Alessandro Zanardi’s guest appearance at the next DTM race in Misano, Italy, will be his first time racing without prosthetic legs. The BMW M4 DTM has been modified to allow him to accelerate and brake using just his hands. The regulations specify precisely how quickly a driver must get out of the car after an accident, so Zanardi had to prepare for that.
“When an accident occurs, all DTM drivers must be able to get out of their car on their own. This cannot take longer than seven seconds on the driver’s side and nine seconds on the passenger side,” explained Christian Schmidt, Technical Delegate for the DTM. “This is to ensure that no-one has to wait for outside assistance if a fire breaks out on board, for example. An official fitness test will take place at the weekend and Alex will have to pass this. After that, there will be nothing to prevent him competing.”
Zanardi has already trained extensively for this test – and he has stayed well within the specified time limit. Sporting a helmet and HANS system, he needs around four and a half seconds to get out of the BMW M4 DTM. “I am not worrying about this test,” confirmed Zanardi.

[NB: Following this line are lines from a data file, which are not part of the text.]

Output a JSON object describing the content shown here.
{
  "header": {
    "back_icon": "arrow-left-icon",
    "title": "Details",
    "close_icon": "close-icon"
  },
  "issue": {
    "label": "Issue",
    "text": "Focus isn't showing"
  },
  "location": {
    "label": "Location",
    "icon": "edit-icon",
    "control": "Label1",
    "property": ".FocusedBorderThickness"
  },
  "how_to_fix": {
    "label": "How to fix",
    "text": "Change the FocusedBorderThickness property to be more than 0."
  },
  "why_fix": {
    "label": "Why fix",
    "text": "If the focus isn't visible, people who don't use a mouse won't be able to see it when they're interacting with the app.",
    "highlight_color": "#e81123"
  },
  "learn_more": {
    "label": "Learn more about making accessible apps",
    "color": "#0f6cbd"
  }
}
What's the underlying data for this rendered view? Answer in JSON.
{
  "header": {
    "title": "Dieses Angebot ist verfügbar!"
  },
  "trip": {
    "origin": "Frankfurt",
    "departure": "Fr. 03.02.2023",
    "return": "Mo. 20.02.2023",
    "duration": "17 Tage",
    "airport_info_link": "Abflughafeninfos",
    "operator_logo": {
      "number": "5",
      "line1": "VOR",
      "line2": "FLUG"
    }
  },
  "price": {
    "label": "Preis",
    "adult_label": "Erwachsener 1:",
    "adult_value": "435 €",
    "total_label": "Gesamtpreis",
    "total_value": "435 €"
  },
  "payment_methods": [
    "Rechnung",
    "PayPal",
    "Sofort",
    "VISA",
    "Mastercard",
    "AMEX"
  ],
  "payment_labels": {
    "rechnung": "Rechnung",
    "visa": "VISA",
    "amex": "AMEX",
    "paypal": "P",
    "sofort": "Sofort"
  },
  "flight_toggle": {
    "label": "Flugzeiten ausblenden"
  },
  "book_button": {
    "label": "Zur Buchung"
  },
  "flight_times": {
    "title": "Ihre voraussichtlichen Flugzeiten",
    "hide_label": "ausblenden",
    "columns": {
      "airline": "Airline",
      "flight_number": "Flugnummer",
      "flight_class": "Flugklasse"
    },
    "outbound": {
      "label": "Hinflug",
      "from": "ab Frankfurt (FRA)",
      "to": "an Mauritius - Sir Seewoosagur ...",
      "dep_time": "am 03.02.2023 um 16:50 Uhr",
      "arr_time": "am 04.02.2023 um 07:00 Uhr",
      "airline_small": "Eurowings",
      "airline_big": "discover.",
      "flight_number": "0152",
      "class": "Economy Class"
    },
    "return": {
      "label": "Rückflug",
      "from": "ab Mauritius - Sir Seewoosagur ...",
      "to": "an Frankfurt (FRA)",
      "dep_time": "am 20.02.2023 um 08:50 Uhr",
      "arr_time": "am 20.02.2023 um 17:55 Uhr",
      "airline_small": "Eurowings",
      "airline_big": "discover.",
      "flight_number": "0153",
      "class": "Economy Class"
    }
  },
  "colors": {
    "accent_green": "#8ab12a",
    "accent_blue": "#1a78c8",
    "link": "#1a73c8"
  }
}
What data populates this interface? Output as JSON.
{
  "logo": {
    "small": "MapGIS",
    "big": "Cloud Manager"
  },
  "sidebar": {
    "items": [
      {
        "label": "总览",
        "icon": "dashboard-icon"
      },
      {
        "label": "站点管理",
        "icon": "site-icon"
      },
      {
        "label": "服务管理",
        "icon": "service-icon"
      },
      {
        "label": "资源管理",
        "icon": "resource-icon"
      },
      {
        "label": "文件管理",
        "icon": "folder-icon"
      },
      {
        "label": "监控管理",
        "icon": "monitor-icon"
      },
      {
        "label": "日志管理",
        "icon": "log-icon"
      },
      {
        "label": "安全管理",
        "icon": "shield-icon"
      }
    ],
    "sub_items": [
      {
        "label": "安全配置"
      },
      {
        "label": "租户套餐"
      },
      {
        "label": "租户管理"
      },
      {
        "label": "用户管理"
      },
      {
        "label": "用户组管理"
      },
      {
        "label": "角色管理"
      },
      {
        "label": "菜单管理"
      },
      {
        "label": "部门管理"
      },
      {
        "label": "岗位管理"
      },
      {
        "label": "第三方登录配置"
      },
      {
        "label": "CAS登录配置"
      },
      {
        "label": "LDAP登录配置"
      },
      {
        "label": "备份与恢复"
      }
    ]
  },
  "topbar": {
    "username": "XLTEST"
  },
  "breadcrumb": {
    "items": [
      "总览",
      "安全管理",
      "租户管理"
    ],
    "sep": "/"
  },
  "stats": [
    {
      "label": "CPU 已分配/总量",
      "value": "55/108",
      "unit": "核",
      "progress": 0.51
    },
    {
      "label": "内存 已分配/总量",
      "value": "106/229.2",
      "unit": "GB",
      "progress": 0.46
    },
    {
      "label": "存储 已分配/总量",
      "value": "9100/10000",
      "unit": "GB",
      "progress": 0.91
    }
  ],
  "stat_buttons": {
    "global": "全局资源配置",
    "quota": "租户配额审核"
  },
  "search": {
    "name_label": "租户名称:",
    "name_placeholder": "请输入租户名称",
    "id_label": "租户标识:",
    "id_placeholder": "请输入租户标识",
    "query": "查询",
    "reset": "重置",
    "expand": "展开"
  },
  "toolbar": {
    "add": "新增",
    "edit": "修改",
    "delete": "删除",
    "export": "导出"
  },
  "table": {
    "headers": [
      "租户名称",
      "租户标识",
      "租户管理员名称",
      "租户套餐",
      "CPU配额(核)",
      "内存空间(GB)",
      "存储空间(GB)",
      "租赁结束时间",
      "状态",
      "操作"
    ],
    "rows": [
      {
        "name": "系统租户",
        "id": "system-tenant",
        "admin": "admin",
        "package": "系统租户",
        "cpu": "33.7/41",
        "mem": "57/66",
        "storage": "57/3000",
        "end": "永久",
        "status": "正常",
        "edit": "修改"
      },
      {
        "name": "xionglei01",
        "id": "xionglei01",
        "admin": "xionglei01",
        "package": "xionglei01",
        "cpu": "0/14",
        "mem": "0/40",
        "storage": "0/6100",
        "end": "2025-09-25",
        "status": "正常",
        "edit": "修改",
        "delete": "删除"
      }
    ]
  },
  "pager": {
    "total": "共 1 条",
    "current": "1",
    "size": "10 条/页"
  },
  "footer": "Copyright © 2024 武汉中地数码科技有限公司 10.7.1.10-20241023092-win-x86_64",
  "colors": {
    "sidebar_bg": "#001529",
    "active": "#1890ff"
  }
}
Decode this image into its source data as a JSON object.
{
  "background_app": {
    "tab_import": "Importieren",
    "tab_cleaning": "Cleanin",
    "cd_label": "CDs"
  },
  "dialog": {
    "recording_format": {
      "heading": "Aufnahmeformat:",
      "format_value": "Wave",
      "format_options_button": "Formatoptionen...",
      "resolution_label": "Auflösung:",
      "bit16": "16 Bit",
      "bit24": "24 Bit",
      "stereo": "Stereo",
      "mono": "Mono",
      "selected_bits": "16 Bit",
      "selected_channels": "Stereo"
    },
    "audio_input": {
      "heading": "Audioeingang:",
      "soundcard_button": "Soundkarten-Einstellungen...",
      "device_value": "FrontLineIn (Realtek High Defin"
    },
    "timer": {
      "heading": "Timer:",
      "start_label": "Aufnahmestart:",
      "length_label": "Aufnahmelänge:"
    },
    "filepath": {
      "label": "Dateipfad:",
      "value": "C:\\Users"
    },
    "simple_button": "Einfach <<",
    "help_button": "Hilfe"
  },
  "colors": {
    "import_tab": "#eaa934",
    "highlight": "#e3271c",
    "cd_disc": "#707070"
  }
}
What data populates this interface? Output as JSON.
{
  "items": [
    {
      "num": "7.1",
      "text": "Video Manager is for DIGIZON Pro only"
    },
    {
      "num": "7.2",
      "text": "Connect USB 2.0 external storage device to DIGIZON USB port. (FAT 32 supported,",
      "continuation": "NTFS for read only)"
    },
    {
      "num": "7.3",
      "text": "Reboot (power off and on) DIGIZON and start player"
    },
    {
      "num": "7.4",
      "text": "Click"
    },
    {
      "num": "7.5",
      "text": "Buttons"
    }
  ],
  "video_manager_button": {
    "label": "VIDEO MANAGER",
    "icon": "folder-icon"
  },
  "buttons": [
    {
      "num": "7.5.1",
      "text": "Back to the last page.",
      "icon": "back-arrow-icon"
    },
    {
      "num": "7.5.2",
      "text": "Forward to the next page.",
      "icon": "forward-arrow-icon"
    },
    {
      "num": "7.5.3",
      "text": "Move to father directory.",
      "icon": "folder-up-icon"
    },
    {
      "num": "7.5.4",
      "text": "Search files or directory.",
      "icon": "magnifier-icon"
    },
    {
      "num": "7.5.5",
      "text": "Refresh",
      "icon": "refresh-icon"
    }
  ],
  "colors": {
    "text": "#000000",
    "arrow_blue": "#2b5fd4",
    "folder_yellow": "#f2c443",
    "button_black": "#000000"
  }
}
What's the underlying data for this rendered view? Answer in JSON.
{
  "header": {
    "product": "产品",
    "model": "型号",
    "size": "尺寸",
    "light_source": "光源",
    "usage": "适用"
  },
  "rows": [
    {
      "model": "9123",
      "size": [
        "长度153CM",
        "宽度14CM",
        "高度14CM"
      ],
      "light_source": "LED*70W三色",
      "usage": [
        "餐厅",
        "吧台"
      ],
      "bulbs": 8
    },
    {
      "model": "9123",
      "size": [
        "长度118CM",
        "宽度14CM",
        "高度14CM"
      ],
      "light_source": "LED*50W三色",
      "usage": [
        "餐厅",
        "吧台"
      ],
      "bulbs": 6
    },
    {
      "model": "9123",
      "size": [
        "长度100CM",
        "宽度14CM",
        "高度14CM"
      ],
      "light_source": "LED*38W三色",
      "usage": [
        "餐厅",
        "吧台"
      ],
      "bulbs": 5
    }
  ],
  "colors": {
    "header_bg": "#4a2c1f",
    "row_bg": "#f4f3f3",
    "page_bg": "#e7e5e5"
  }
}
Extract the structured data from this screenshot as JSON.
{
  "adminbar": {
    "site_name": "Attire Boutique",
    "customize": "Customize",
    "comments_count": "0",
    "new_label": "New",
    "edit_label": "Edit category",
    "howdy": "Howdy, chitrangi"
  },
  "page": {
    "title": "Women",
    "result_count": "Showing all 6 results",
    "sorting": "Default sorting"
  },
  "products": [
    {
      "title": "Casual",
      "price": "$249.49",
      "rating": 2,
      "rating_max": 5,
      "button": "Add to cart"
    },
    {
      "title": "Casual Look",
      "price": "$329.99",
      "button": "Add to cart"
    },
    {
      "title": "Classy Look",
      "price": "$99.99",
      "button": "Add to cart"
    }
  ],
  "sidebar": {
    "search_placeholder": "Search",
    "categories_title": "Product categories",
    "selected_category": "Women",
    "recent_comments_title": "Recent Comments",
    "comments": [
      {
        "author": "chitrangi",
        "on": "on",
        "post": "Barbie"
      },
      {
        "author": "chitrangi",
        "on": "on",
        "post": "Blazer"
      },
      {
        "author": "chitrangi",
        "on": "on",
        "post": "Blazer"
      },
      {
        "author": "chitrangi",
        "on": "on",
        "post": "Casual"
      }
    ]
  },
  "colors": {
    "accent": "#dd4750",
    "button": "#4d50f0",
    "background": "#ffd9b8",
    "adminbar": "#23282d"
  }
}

“I have always been convinced that I will pass it easily. There are plenty of handholds in a DTM cockpit that I can use to pull myself out. I wouldn’t say that I am faster at getting out than the other DTM drivers but I am certainly no slower.”
He views the fact that he will not be wearing prosthetic legs as an advantage. “I can move much faster without my prosthetic legs. There would be a greater risk of getting stuck somewhere with the prostheses.” Zanardi is also more agile without prosthetic legs outside the car, when leaving the vehicle quickly in the gravel trap, for example. In this case, Zanardi simply runs on his hands, which is easier than with his prostheses.
“We have come to know Alex Zanardi as an unbelievably enthusiastic racing driver with a real eye for detail and we are sure that he meets all the conditions to drive a DTM car right at the limit – with the technical adjustments required due to his handicap,” emphasised Schmidt.